3 steps to becoming a savvier online shopper
(BPT) - Every day, people use data to influence their decision making - from where to go for dinner, to selecting stocks in which they should invest, to where to live. Every Google search we perform, every Yelp review read or written, each item of clothing, houseware or electronic device we put in our virtual cart, is another data point companies can use to personalize our experience with their brands.
Despite all the data at their disposal, it seems many brands still don't fully understand what consumers want from them in terms of products or services or how to best engage with their end buyer. A recent survey from cloud and big data integration company Talend shows 88 percent of information technology leaders believe their organization truly understands its customers, while only 61 percent of consumers believe companies understand their needs.
This begs the question: How do we differentiate between those brands that are using our data the right way, versus those that have a long way to go? Second, how do we help the brands we love understand us better without sacrificing our privacy?
1. Understand which data to share.
Think about your favorite shopping app or website. Does it know which brands you prefer? What about your shoe size? Does it have your zip code stored for shipping estimates? Does it make appropriate recommendations? The strongest relationships in life work both ways, so if you want a brand to know what you want from them, perhaps it's time to share a little. Taking five minutes to fill out some basic profile information in your "preferences" could, at the very least, save you time on future shopping excursions and might even lead to a surprise find.
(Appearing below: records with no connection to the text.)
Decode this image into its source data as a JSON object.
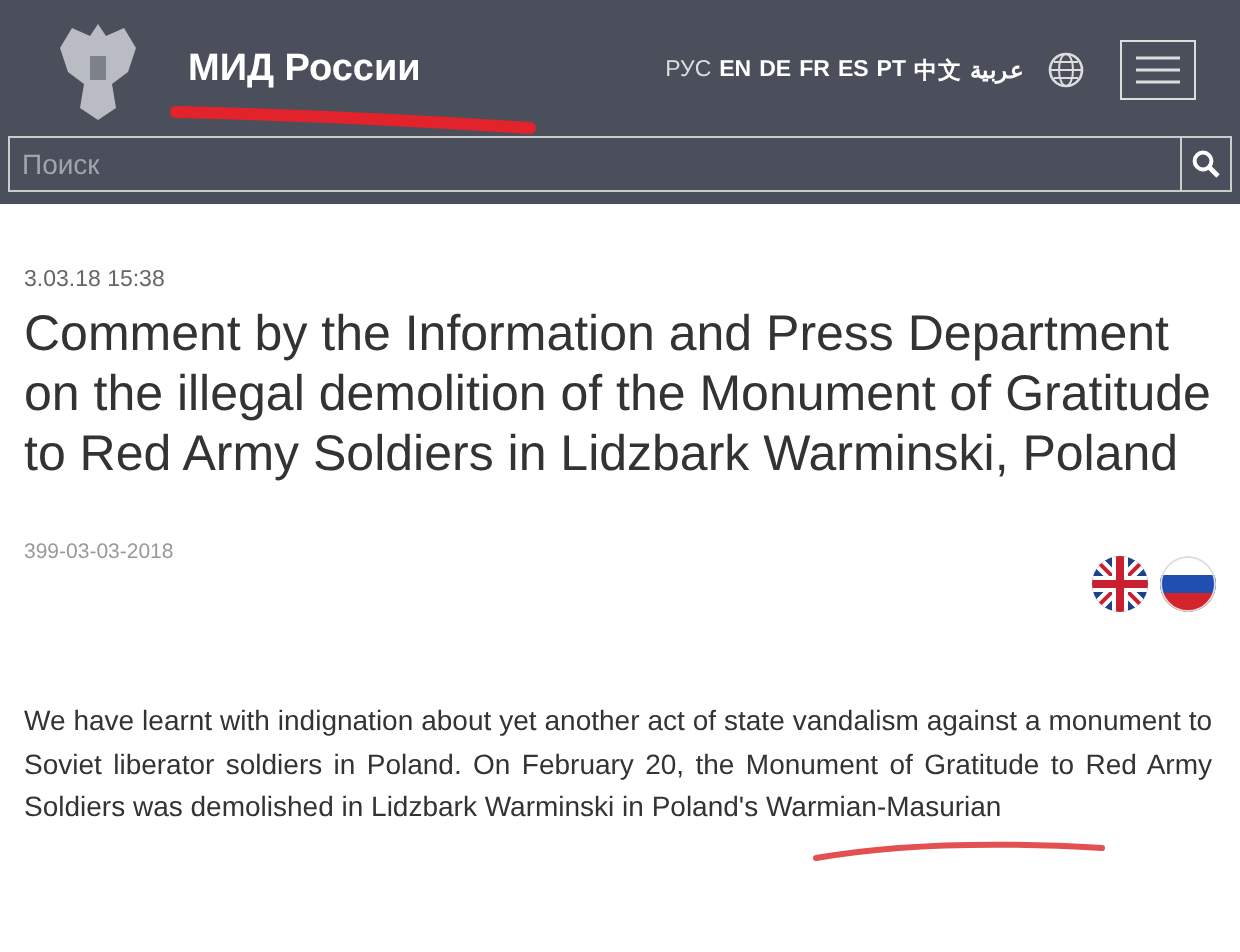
{
  "header": {
    "site_title": "МИД России",
    "languages": [
      {
        "label": "РУС",
        "selected": true
      },
      {
        "label": "EN",
        "selected": false
      },
      {
        "label": "DE",
        "selected": false
      },
      {
        "label": "FR",
        "selected": false
      },
      {
        "label": "ES",
        "selected": false
      },
      {
        "label": "PT",
        "selected": false
      },
      {
        "label": "中文",
        "selected": false
      },
      {
        "label": "عربية",
        "selected": false
      }
    ]
  },
  "search": {
    "placeholder": "Поиск"
  },
  "article": {
    "date": "3.03.18 15:38",
    "title": "Comment by the Information and Press Department on the illegal demolition of the Monument of Gratitude to Red Army Soldiers in Lidzbark Warminski, Poland",
    "reference": "399-03-03-2018",
    "body": "We have learnt with indignation about yet another act of state vandalism against a monument to Soviet liberator soldiers in Poland. On February 20, the Monument of Gratitude to Red Army Soldiers was demolished in Lidzbark Warminski in Poland's Warmian-Masurian"
  }
}
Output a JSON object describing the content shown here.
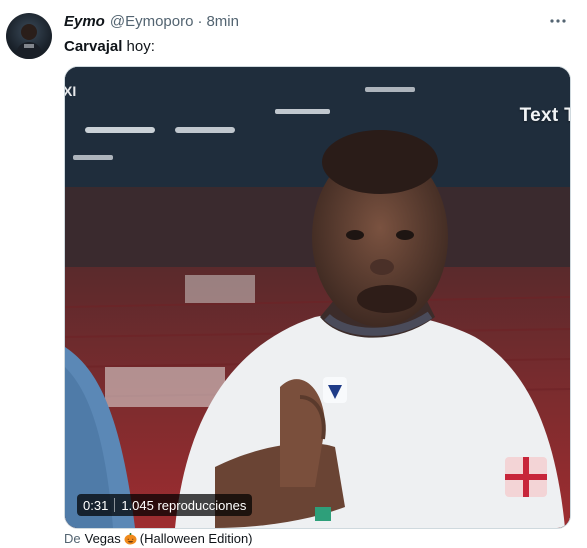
{
  "tweet": {
    "display_name": "Eymo",
    "handle": "@Eymoporo",
    "separator": "·",
    "time": "8min",
    "text_bold": "Carvajal",
    "text_rest": " hoy:",
    "more_icon": "more-horizontal-icon"
  },
  "media": {
    "overlay_text": "Text T",
    "overlay_left": "XI",
    "duration": "0:31",
    "views": "1.045 reproducciones"
  },
  "source": {
    "prefix": "De",
    "name": "Vegas",
    "emoji_icon": "pumpkin-icon",
    "edition": "(Halloween Edition)"
  },
  "colors": {
    "secondary_text": "#536471",
    "primary_text": "#0f1419",
    "media_border": "#cfd9de"
  }
}
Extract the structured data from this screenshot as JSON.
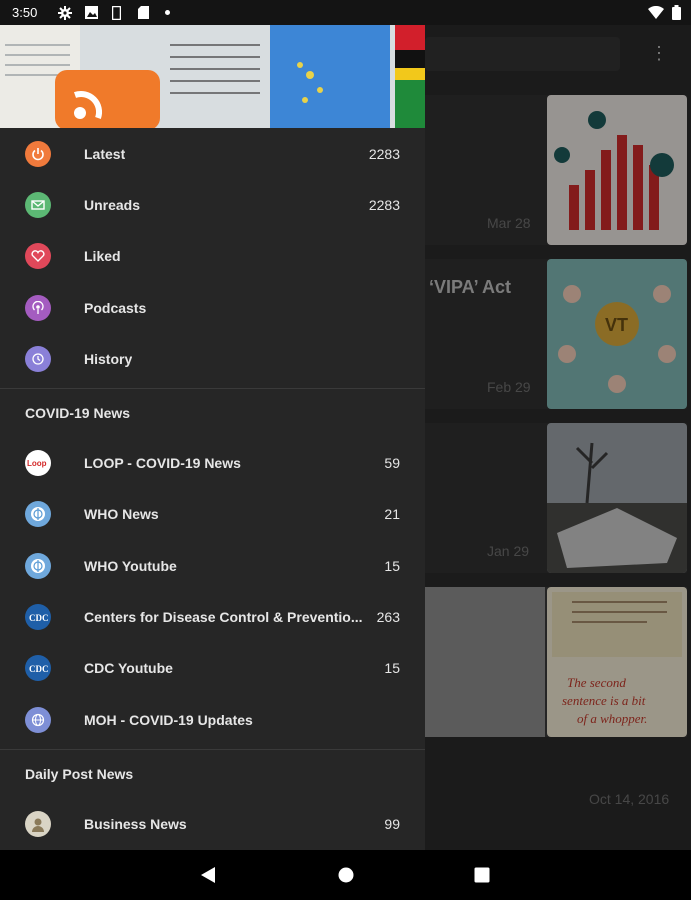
{
  "status": {
    "time": "3:50"
  },
  "menu": [
    {
      "label": "Latest",
      "count": "2283",
      "icon": "power-icon",
      "color": "#f07a3c"
    },
    {
      "label": "Unreads",
      "count": "2283",
      "icon": "envelope-icon",
      "color": "#5cb874"
    },
    {
      "label": "Liked",
      "count": "",
      "icon": "heart-icon",
      "color": "#e0485a"
    },
    {
      "label": "Podcasts",
      "count": "",
      "icon": "podcast-icon",
      "color": "#a45cc0"
    },
    {
      "label": "History",
      "count": "",
      "icon": "history-icon",
      "color": "#8a80d8"
    }
  ],
  "sections": [
    {
      "title": "COVID-19 News",
      "items": [
        {
          "label": "LOOP - COVID-19 News",
          "count": "59",
          "icon": "loop-logo-icon"
        },
        {
          "label": "WHO News",
          "count": "21",
          "icon": "who-logo-icon"
        },
        {
          "label": "WHO Youtube",
          "count": "15",
          "icon": "who-logo-icon"
        },
        {
          "label": "Centers for Disease Control & Preventio...",
          "count": "263",
          "icon": "cdc-logo-icon"
        },
        {
          "label": "CDC Youtube",
          "count": "15",
          "icon": "cdc-logo-icon"
        },
        {
          "label": "MOH - COVID-19 Updates",
          "count": "",
          "icon": "globe-icon"
        }
      ]
    },
    {
      "title": "Daily Post News",
      "items": [
        {
          "label": "Business News",
          "count": "99",
          "icon": "avatar-icon"
        }
      ]
    }
  ],
  "background": {
    "cards": [
      {
        "headline": "",
        "date": "Mar 28"
      },
      {
        "headline": "‘VIPA’ Act",
        "date": "Feb 29"
      },
      {
        "headline": "",
        "date": "Jan 29"
      },
      {
        "headline": "",
        "date": ""
      },
      {
        "headline": "",
        "date": "Oct 14, 2016"
      }
    ]
  }
}
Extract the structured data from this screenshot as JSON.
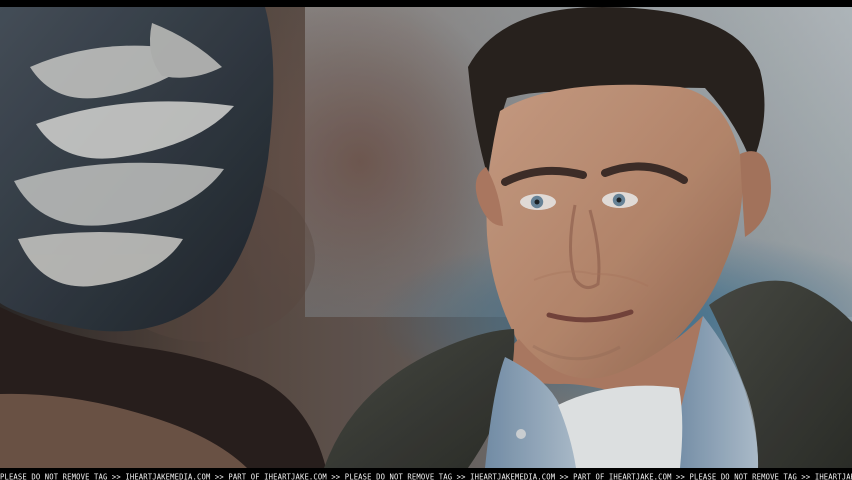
{
  "watermark": {
    "text": "PLEASE DO NOT REMOVE TAG >> IHEARTJAKEMEDIA.COM >> PART OF IHEARTJAKE.COM >> PLEASE DO NOT REMOVE TAG >> IHEARTJAKEMEDIA.COM >> PART OF IHEARTJAKE.COM >> PLEASE DO NOT REMOVE TAG >> IHEARTJAKE"
  }
}
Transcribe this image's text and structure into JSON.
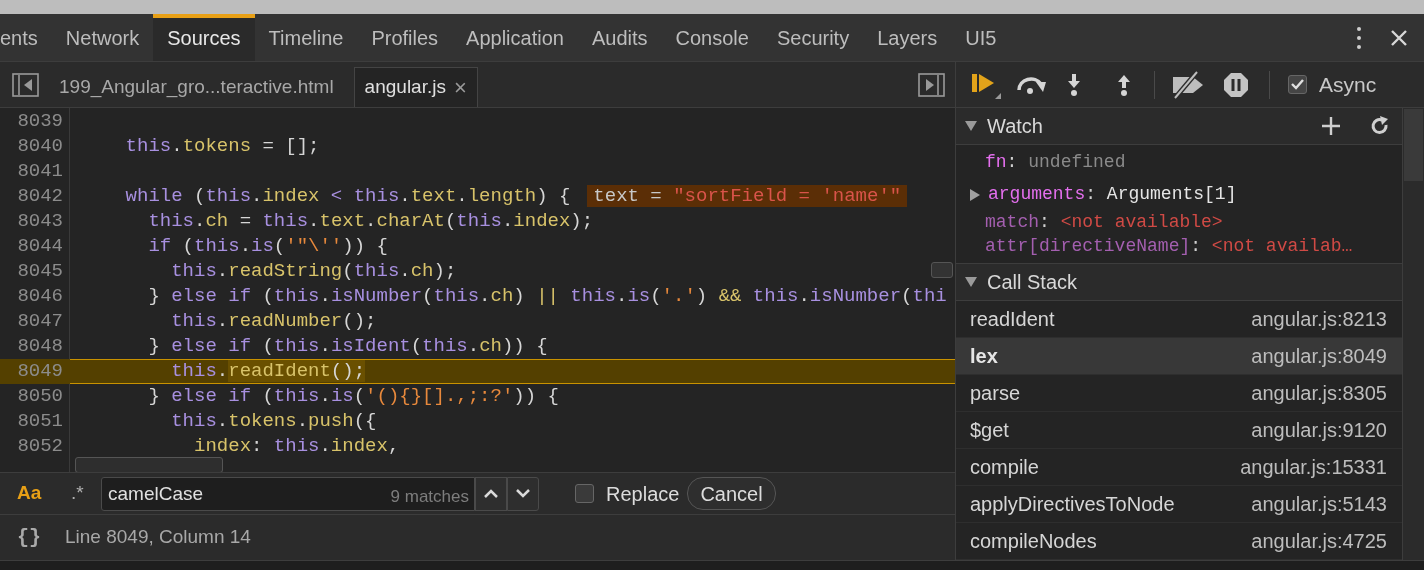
{
  "panel_tabs": [
    {
      "label": "ents",
      "selected": false
    },
    {
      "label": "Network",
      "selected": false
    },
    {
      "label": "Sources",
      "selected": true
    },
    {
      "label": "Timeline",
      "selected": false
    },
    {
      "label": "Profiles",
      "selected": false
    },
    {
      "label": "Application",
      "selected": false
    },
    {
      "label": "Audits",
      "selected": false
    },
    {
      "label": "Console",
      "selected": false
    },
    {
      "label": "Security",
      "selected": false
    },
    {
      "label": "Layers",
      "selected": false
    },
    {
      "label": "UI5",
      "selected": false
    }
  ],
  "file_tabs": [
    {
      "label": "199_Angular_gro...teractive.html",
      "selected": false
    },
    {
      "label": "angular.js",
      "selected": true,
      "close": "×"
    }
  ],
  "code_lines": [
    {
      "number": "8039",
      "current": false
    },
    {
      "number": "8040",
      "current": false,
      "tokens": [
        {
          "kind": "keyword",
          "text": "    this"
        },
        {
          "kind": "plain",
          "text": "."
        },
        {
          "kind": "name",
          "text": "tokens"
        },
        {
          "kind": "plain",
          "text": " = [];"
        }
      ]
    },
    {
      "number": "8041",
      "current": false
    },
    {
      "number": "8042",
      "current": false,
      "tokens": [
        {
          "kind": "keyword",
          "text": "    while"
        },
        {
          "kind": "plain",
          "text": " ("
        },
        {
          "kind": "keyword",
          "text": "this"
        },
        {
          "kind": "plain",
          "text": "."
        },
        {
          "kind": "name",
          "text": "index"
        },
        {
          "kind": "keyword",
          "text": " < this"
        },
        {
          "kind": "plain",
          "text": "."
        },
        {
          "kind": "name",
          "text": "text"
        },
        {
          "kind": "plain",
          "text": "."
        },
        {
          "kind": "name",
          "text": "length"
        },
        {
          "kind": "plain",
          "text": ") {"
        }
      ],
      "inline_value": {
        "name": "text",
        "operator": "=",
        "value": "\"sortField = 'name'\""
      }
    },
    {
      "number": "8043",
      "current": false,
      "tokens": [
        {
          "kind": "keyword",
          "text": "      this"
        },
        {
          "kind": "plain",
          "text": "."
        },
        {
          "kind": "name",
          "text": "ch"
        },
        {
          "kind": "plain",
          "text": " = "
        },
        {
          "kind": "keyword",
          "text": "this"
        },
        {
          "kind": "plain",
          "text": "."
        },
        {
          "kind": "name",
          "text": "text"
        },
        {
          "kind": "plain",
          "text": "."
        },
        {
          "kind": "name",
          "text": "charAt"
        },
        {
          "kind": "plain",
          "text": "("
        },
        {
          "kind": "keyword",
          "text": "this"
        },
        {
          "kind": "plain",
          "text": "."
        },
        {
          "kind": "name",
          "text": "index"
        },
        {
          "kind": "plain",
          "text": ");"
        }
      ]
    },
    {
      "number": "8044",
      "current": false,
      "tokens": [
        {
          "kind": "keyword",
          "text": "      if"
        },
        {
          "kind": "plain",
          "text": " ("
        },
        {
          "kind": "keyword",
          "text": "this"
        },
        {
          "kind": "plain",
          "text": "."
        },
        {
          "kind": "keyword",
          "text": "is"
        },
        {
          "kind": "plain",
          "text": "("
        },
        {
          "kind": "string",
          "text": "'\"\\''"
        },
        {
          "kind": "plain",
          "text": ")) {"
        }
      ]
    },
    {
      "number": "8045",
      "current": false,
      "tokens": [
        {
          "kind": "keyword",
          "text": "        this"
        },
        {
          "kind": "plain",
          "text": "."
        },
        {
          "kind": "name",
          "text": "readString"
        },
        {
          "kind": "plain",
          "text": "("
        },
        {
          "kind": "keyword",
          "text": "this"
        },
        {
          "kind": "plain",
          "text": "."
        },
        {
          "kind": "name",
          "text": "ch"
        },
        {
          "kind": "plain",
          "text": ");"
        }
      ]
    },
    {
      "number": "8046",
      "current": false,
      "tokens": [
        {
          "kind": "plain",
          "text": "      } "
        },
        {
          "kind": "keyword",
          "text": "else"
        },
        {
          "kind": "keyword",
          "text": " if"
        },
        {
          "kind": "plain",
          "text": " ("
        },
        {
          "kind": "keyword",
          "text": "this"
        },
        {
          "kind": "plain",
          "text": "."
        },
        {
          "kind": "keyword",
          "text": "isNumber"
        },
        {
          "kind": "plain",
          "text": "("
        },
        {
          "kind": "keyword",
          "text": "this"
        },
        {
          "kind": "plain",
          "text": "."
        },
        {
          "kind": "name",
          "text": "ch"
        },
        {
          "kind": "plain",
          "text": ") "
        },
        {
          "kind": "name",
          "text": "||"
        },
        {
          "kind": "keyword",
          "text": " this"
        },
        {
          "kind": "plain",
          "text": "."
        },
        {
          "kind": "keyword",
          "text": "is"
        },
        {
          "kind": "plain",
          "text": "("
        },
        {
          "kind": "string",
          "text": "'.'"
        },
        {
          "kind": "plain",
          "text": ") "
        },
        {
          "kind": "name",
          "text": "&&"
        },
        {
          "kind": "keyword",
          "text": " this"
        },
        {
          "kind": "plain",
          "text": "."
        },
        {
          "kind": "keyword",
          "text": "isNumber"
        },
        {
          "kind": "plain",
          "text": "("
        },
        {
          "kind": "keyword",
          "text": "thi"
        }
      ]
    },
    {
      "number": "8047",
      "current": false,
      "tokens": [
        {
          "kind": "keyword",
          "text": "        this"
        },
        {
          "kind": "plain",
          "text": "."
        },
        {
          "kind": "name",
          "text": "readNumber"
        },
        {
          "kind": "plain",
          "text": "();"
        }
      ]
    },
    {
      "number": "8048",
      "current": false,
      "tokens": [
        {
          "kind": "plain",
          "text": "      } "
        },
        {
          "kind": "keyword",
          "text": "else"
        },
        {
          "kind": "keyword",
          "text": " if"
        },
        {
          "kind": "plain",
          "text": " ("
        },
        {
          "kind": "keyword",
          "text": "this"
        },
        {
          "kind": "plain",
          "text": "."
        },
        {
          "kind": "keyword",
          "text": "isIdent"
        },
        {
          "kind": "plain",
          "text": "("
        },
        {
          "kind": "keyword",
          "text": "this"
        },
        {
          "kind": "plain",
          "text": "."
        },
        {
          "kind": "name",
          "text": "ch"
        },
        {
          "kind": "plain",
          "text": ")) {"
        }
      ]
    },
    {
      "number": "8049",
      "current": true,
      "tokens": [
        {
          "kind": "keyword",
          "text": "        this"
        },
        {
          "kind": "plain",
          "text": "."
        },
        {
          "kind": "match",
          "text": "readIdent"
        },
        {
          "kind": "match_plain",
          "text": "();"
        }
      ]
    },
    {
      "number": "8050",
      "current": false,
      "tokens": [
        {
          "kind": "plain",
          "text": "      } "
        },
        {
          "kind": "keyword",
          "text": "else"
        },
        {
          "kind": "keyword",
          "text": " if"
        },
        {
          "kind": "plain",
          "text": " ("
        },
        {
          "kind": "keyword",
          "text": "this"
        },
        {
          "kind": "plain",
          "text": "."
        },
        {
          "kind": "keyword",
          "text": "is"
        },
        {
          "kind": "plain",
          "text": "("
        },
        {
          "kind": "string",
          "text": "'(){}[].,;:?'"
        },
        {
          "kind": "plain",
          "text": ")) {"
        }
      ]
    },
    {
      "number": "8051",
      "current": false,
      "tokens": [
        {
          "kind": "keyword",
          "text": "        this"
        },
        {
          "kind": "plain",
          "text": "."
        },
        {
          "kind": "name",
          "text": "tokens"
        },
        {
          "kind": "plain",
          "text": "."
        },
        {
          "kind": "name",
          "text": "push"
        },
        {
          "kind": "plain",
          "text": "({"
        }
      ]
    },
    {
      "number": "8052",
      "current": false,
      "tokens": [
        {
          "kind": "name",
          "text": "          index"
        },
        {
          "kind": "plain",
          "text": ": "
        },
        {
          "kind": "keyword",
          "text": "this"
        },
        {
          "kind": "plain",
          "text": "."
        },
        {
          "kind": "name",
          "text": "index"
        },
        {
          "kind": "plain",
          "text": ","
        }
      ]
    }
  ],
  "search_bar": {
    "case_toggle": {
      "label": "Aa",
      "on": true
    },
    "regex_toggle": {
      "label": ".*",
      "on": false
    },
    "query": "camelCase",
    "match_count": "9 matches",
    "replace": {
      "label": "Replace",
      "checked": false
    },
    "cancel": "Cancel"
  },
  "status_bar": {
    "format_icon": "{}",
    "position": "Line 8049, Column 14"
  },
  "debugger_toolbar": {
    "async": {
      "label": "Async",
      "checked": true
    }
  },
  "watch": {
    "title": "Watch",
    "expanded": true,
    "items": [
      {
        "kind": "defined",
        "name": "fn",
        "separator": ":",
        "value": "undefined"
      },
      {
        "kind": "object",
        "name": "arguments",
        "separator": ":",
        "value": "Arguments[1]",
        "expanded": false
      },
      {
        "kind": "unavailable",
        "name": "match",
        "separator": ":",
        "value": "<not available>"
      },
      {
        "kind": "unavailable",
        "name": "attr[directiveName]",
        "separator": ":",
        "value": "<not availab…"
      }
    ]
  },
  "call_stack": {
    "title": "Call Stack",
    "expanded": true,
    "frames": [
      {
        "function": "readIdent",
        "location": "angular.js:8213",
        "selected": false
      },
      {
        "function": "lex",
        "location": "angular.js:8049",
        "selected": true
      },
      {
        "function": "parse",
        "location": "angular.js:8305",
        "selected": false
      },
      {
        "function": "$get",
        "location": "angular.js:9120",
        "selected": false
      },
      {
        "function": "compile",
        "location": "angular.js:15331",
        "selected": false
      },
      {
        "function": "applyDirectivesToNode",
        "location": "angular.js:5143",
        "selected": false
      },
      {
        "function": "compileNodes",
        "location": "angular.js:4725",
        "selected": false
      }
    ]
  }
}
2. Use data to get the best deals.
When you're shopping online, you can quickly compare prices for the exact item you want to purchase across multiple vendors, and, if you have time to wait, be alerted should the item go on sale. The best example is travel. There seems to be a never-ending list of websites available for booking flights and hotels, but booking the first flight you see without shopping around is rarely going to get you the best deal. Countless studies have shown booking on certain days of the week, or a particular number of weeks ahead of your trip, will yield the best results. From there, one still has to compare prices against different websites to find the best fare. Luckily, some of the top search engines are making this even easier for consumers by indicating whether the price is high or low. The art of finding the best deal is really in comparing the data.
3. Know where to draw the line.
Ultimately, most companies today are still just scratching the surface when it comes to understanding the impact customer data can have on the profitability and success of their business. There is still a lot of room for growth when it comes to companies effectively using data to address consumer needs. It's up to each one of us to make sure we are sharing the right data with them, while also using that data to our advantage to get the best deals and online experience possible.